**ABOUT THIS EXERCISE**. Count the lines below that hold the string "Unpaid". Give only that number.

**** DATA SHOWN ****

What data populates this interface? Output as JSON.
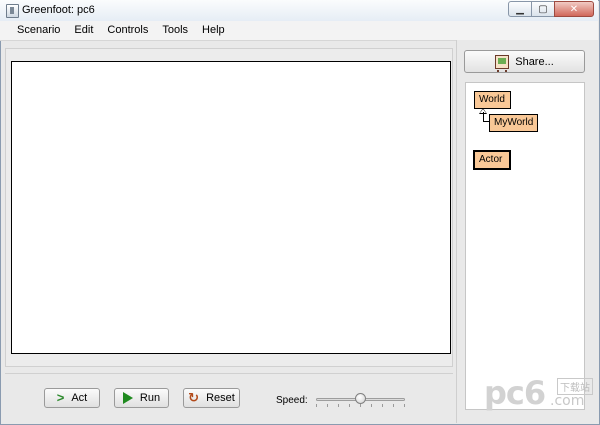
{
  "window": {
    "title": "Greenfoot: pc6",
    "controls": {
      "minimize": "▁",
      "maximize": "▢",
      "close": "✕"
    }
  },
  "menu": [
    "Scenario",
    "Edit",
    "Controls",
    "Tools",
    "Help"
  ],
  "share": {
    "label": "Share..."
  },
  "classes": {
    "world": "World",
    "myworld": "MyWorld",
    "actor": "Actor"
  },
  "controls": {
    "act": "Act",
    "run": "Run",
    "reset": "Reset",
    "speed_label": "Speed:",
    "speed_level": 0.5
  },
  "icons": {
    "act": "step-arrow-icon",
    "run": "play-icon",
    "reset": "reset-icon",
    "share": "easel-icon"
  },
  "watermark": {
    "logo": "pc6",
    "cn": "下载站",
    "domain": ".com"
  },
  "colors": {
    "class_box": "#f9c897",
    "run_green": "#1f8a1f",
    "reset_orange": "#b24a1a"
  }
}
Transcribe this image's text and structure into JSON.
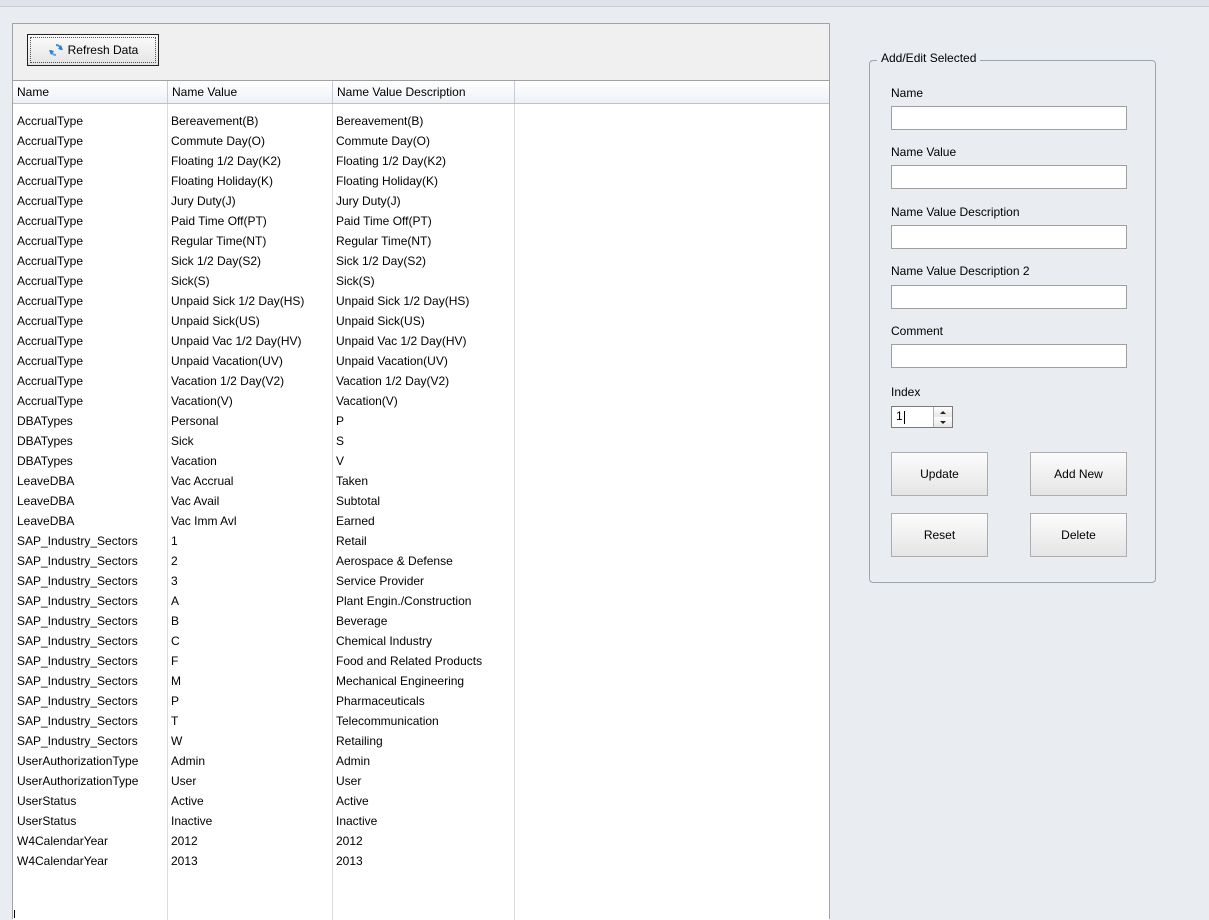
{
  "toolbar": {
    "refresh_label": "Refresh Data"
  },
  "table": {
    "columns": [
      "Name",
      "Name Value",
      "Name Value Description"
    ],
    "rows": [
      [
        "AccrualType",
        "Bereavement(B)",
        "Bereavement(B)"
      ],
      [
        "AccrualType",
        "Commute Day(O)",
        "Commute Day(O)"
      ],
      [
        "AccrualType",
        "Floating 1/2 Day(K2)",
        "Floating 1/2 Day(K2)"
      ],
      [
        "AccrualType",
        "Floating Holiday(K)",
        "Floating Holiday(K)"
      ],
      [
        "AccrualType",
        "Jury Duty(J)",
        "Jury Duty(J)"
      ],
      [
        "AccrualType",
        "Paid Time Off(PT)",
        "Paid Time Off(PT)"
      ],
      [
        "AccrualType",
        "Regular Time(NT)",
        "Regular Time(NT)"
      ],
      [
        "AccrualType",
        "Sick 1/2 Day(S2)",
        "Sick 1/2 Day(S2)"
      ],
      [
        "AccrualType",
        "Sick(S)",
        "Sick(S)"
      ],
      [
        "AccrualType",
        "Unpaid Sick 1/2 Day(HS)",
        "Unpaid Sick 1/2 Day(HS)"
      ],
      [
        "AccrualType",
        "Unpaid Sick(US)",
        "Unpaid Sick(US)"
      ],
      [
        "AccrualType",
        "Unpaid Vac 1/2 Day(HV)",
        "Unpaid Vac 1/2 Day(HV)"
      ],
      [
        "AccrualType",
        "Unpaid Vacation(UV)",
        "Unpaid Vacation(UV)"
      ],
      [
        "AccrualType",
        "Vacation 1/2 Day(V2)",
        "Vacation 1/2 Day(V2)"
      ],
      [
        "AccrualType",
        "Vacation(V)",
        "Vacation(V)"
      ],
      [
        "DBATypes",
        "Personal",
        "P"
      ],
      [
        "DBATypes",
        "Sick",
        "S"
      ],
      [
        "DBATypes",
        "Vacation",
        "V"
      ],
      [
        "LeaveDBA",
        "Vac Accrual",
        "Taken"
      ],
      [
        "LeaveDBA",
        "Vac Avail",
        "Subtotal"
      ],
      [
        "LeaveDBA",
        "Vac Imm Avl",
        "Earned"
      ],
      [
        "SAP_Industry_Sectors",
        "1",
        "Retail"
      ],
      [
        "SAP_Industry_Sectors",
        "2",
        "Aerospace & Defense"
      ],
      [
        "SAP_Industry_Sectors",
        "3",
        "Service Provider"
      ],
      [
        "SAP_Industry_Sectors",
        "A",
        "Plant Engin./Construction"
      ],
      [
        "SAP_Industry_Sectors",
        "B",
        "Beverage"
      ],
      [
        "SAP_Industry_Sectors",
        "C",
        "Chemical Industry"
      ],
      [
        "SAP_Industry_Sectors",
        "F",
        "Food and Related Products"
      ],
      [
        "SAP_Industry_Sectors",
        "M",
        "Mechanical Engineering"
      ],
      [
        "SAP_Industry_Sectors",
        "P",
        "Pharmaceuticals"
      ],
      [
        "SAP_Industry_Sectors",
        "T",
        "Telecommunication"
      ],
      [
        "SAP_Industry_Sectors",
        "W",
        "Retailing"
      ],
      [
        "UserAuthorizationType",
        "Admin",
        "Admin"
      ],
      [
        "UserAuthorizationType",
        "User",
        "User"
      ],
      [
        "UserStatus",
        "Active",
        "Active"
      ],
      [
        "UserStatus",
        "Inactive",
        "Inactive"
      ],
      [
        "W4CalendarYear",
        "2012",
        "2012"
      ],
      [
        "W4CalendarYear",
        "2013",
        "2013"
      ]
    ]
  },
  "edit": {
    "group_title": "Add/Edit Selected",
    "fields": [
      {
        "label": "Name",
        "value": ""
      },
      {
        "label": "Name Value",
        "value": ""
      },
      {
        "label": "Name Value Description",
        "value": ""
      },
      {
        "label": "Name Value Description 2",
        "value": ""
      },
      {
        "label": "Comment",
        "value": ""
      }
    ],
    "index_label": "Index",
    "index_value": "1",
    "buttons": {
      "update": "Update",
      "add_new": "Add New",
      "reset": "Reset",
      "delete": "Delete"
    }
  },
  "icons": {
    "refresh": "refresh-icon",
    "spin_up": "chevron-up-icon",
    "spin_down": "chevron-down-icon"
  },
  "colors": {
    "background": "#e9ecf1",
    "grid_background": "#ffffff",
    "header_border": "#b7c3d3"
  }
}
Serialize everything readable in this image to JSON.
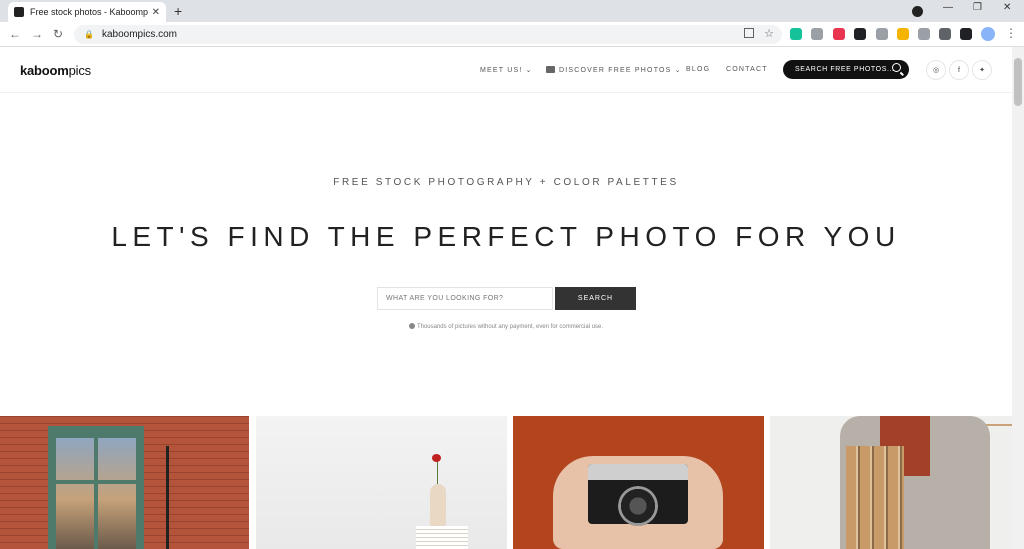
{
  "browser": {
    "tab_title": "Free stock photos - Kaboompics",
    "tab_close": "✕",
    "new_tab": "+",
    "url": "kaboompics.com",
    "back": "←",
    "forward": "→",
    "reload": "↻",
    "star": "☆",
    "lock": "🔒",
    "menu": "⋮",
    "minimize": "—",
    "restore": "❐",
    "close": "✕"
  },
  "extensions": [
    {
      "name": "grammarly-icon",
      "color": "#15c39a"
    },
    {
      "name": "extension-chat-icon",
      "color": "#9aa0a6"
    },
    {
      "name": "adblock-icon",
      "color": "#e8344e"
    },
    {
      "name": "extension-dark-icon",
      "color": "#202124"
    },
    {
      "name": "extension-badge-icon",
      "color": "#9aa0a6"
    },
    {
      "name": "color-wheel-icon",
      "color": "#f4b400"
    },
    {
      "name": "extension-code-icon",
      "color": "#9aa0a6"
    },
    {
      "name": "puzzle-icon",
      "color": "#5f6368"
    },
    {
      "name": "reading-list-icon",
      "color": "#202124"
    }
  ],
  "site": {
    "logo_bold": "kaboom",
    "logo_light": "pics",
    "nav": {
      "meet_us": "MEET US! ⌄",
      "discover": "DISCOVER FREE PHOTOS ⌄",
      "blog": "BLOG",
      "contact": "CONTACT"
    },
    "search_pill": "SEARCH FREE PHOTOS...",
    "social": {
      "instagram": "◎",
      "facebook": "f",
      "twitter": "✦"
    }
  },
  "hero": {
    "subtitle": "FREE STOCK PHOTOGRAPHY + COLOR PALETTES",
    "title": "LET'S FIND THE PERFECT PHOTO FOR YOU",
    "search_placeholder": "WHAT ARE YOU LOOKING FOR?",
    "search_button": "SEARCH",
    "hint": "Thousands of pictures without any payment, even for commercial use."
  },
  "colors": {
    "accent_dark": "#111111",
    "button": "#333333"
  }
}
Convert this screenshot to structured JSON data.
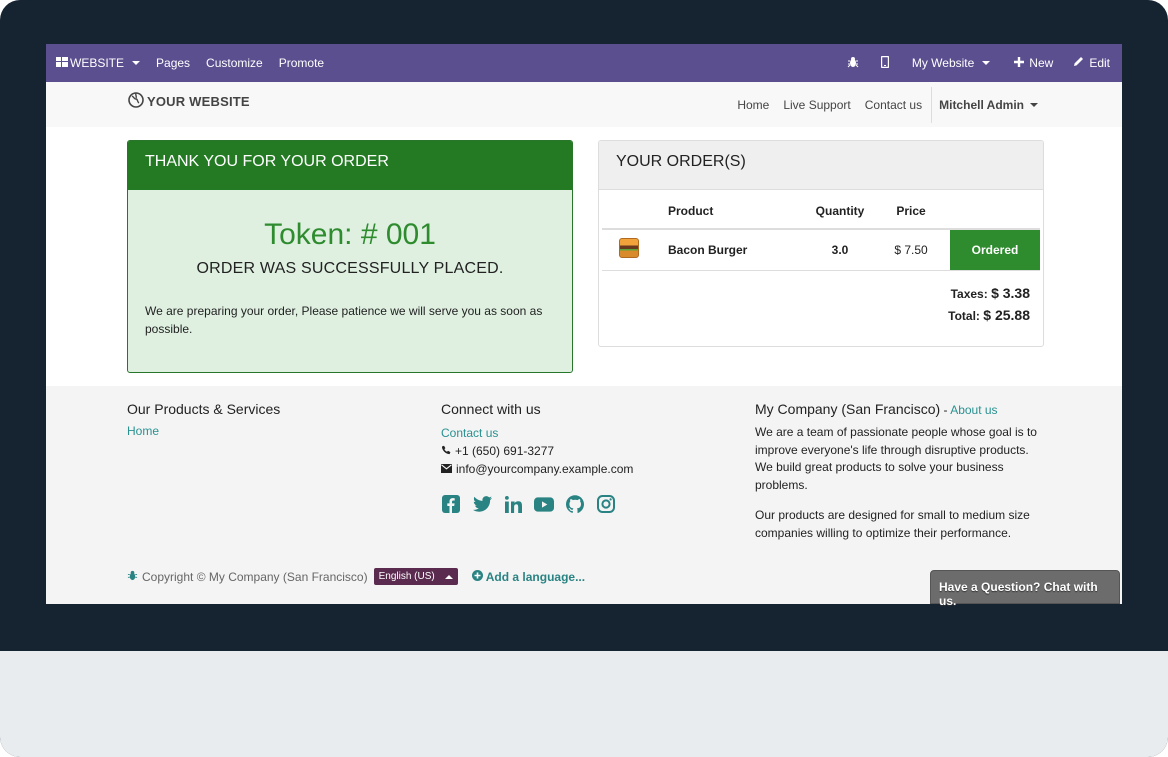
{
  "admin_bar": {
    "website_menu": "WEBSITE",
    "pages": "Pages",
    "customize": "Customize",
    "promote": "Promote",
    "site_selector": "My Website",
    "new": "New",
    "edit": "Edit"
  },
  "header": {
    "logo_text": "YOUR WEBSITE",
    "nav": [
      "Home",
      "Live Support",
      "Contact us"
    ],
    "user": "Mitchell Admin"
  },
  "thank_you": {
    "title": "THANK YOU FOR YOUR ORDER",
    "token": "Token: # 001",
    "status": "ORDER WAS SUCCESSFULLY PLACED.",
    "message": "We are preparing your order, Please patience we will serve you as soon as possible."
  },
  "orders": {
    "title": "YOUR ORDER(S)",
    "columns": [
      "Product",
      "Quantity",
      "Price"
    ],
    "rows": [
      {
        "product": "Bacon Burger",
        "quantity": "3.0",
        "price": "$ 7.50",
        "status": "Ordered"
      }
    ],
    "taxes_label": "Taxes:",
    "taxes_value": "$ 3.38",
    "total_label": "Total:",
    "total_value": "$ 25.88"
  },
  "footer": {
    "col1_title": "Our Products & Services",
    "col1_link": "Home",
    "col2_title": "Connect with us",
    "col2_link": "Contact us",
    "phone": "+1 (650) 691-3277",
    "email": "info@yourcompany.example.com",
    "col3_title": "My Company (San Francisco)",
    "col3_sep": " - ",
    "col3_link": "About us",
    "about_p1": "We are a team of passionate people whose goal is to improve everyone's life through disruptive products. We build great products to solve your business problems.",
    "about_p2": "Our products are designed for small to medium size companies willing to optimize their performance.",
    "copyright": "Copyright © My Company (San Francisco)",
    "language": "English (US)",
    "add_language": "Add a language..."
  },
  "chat_button": "Have a Question? Chat with us.",
  "colors": {
    "admin_bar": "#5b4f8f",
    "success_green": "#237a23",
    "link_teal": "#2a9191",
    "language_badge": "#5b2a4f"
  }
}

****

**ANSWER TO THIS TASK**. 8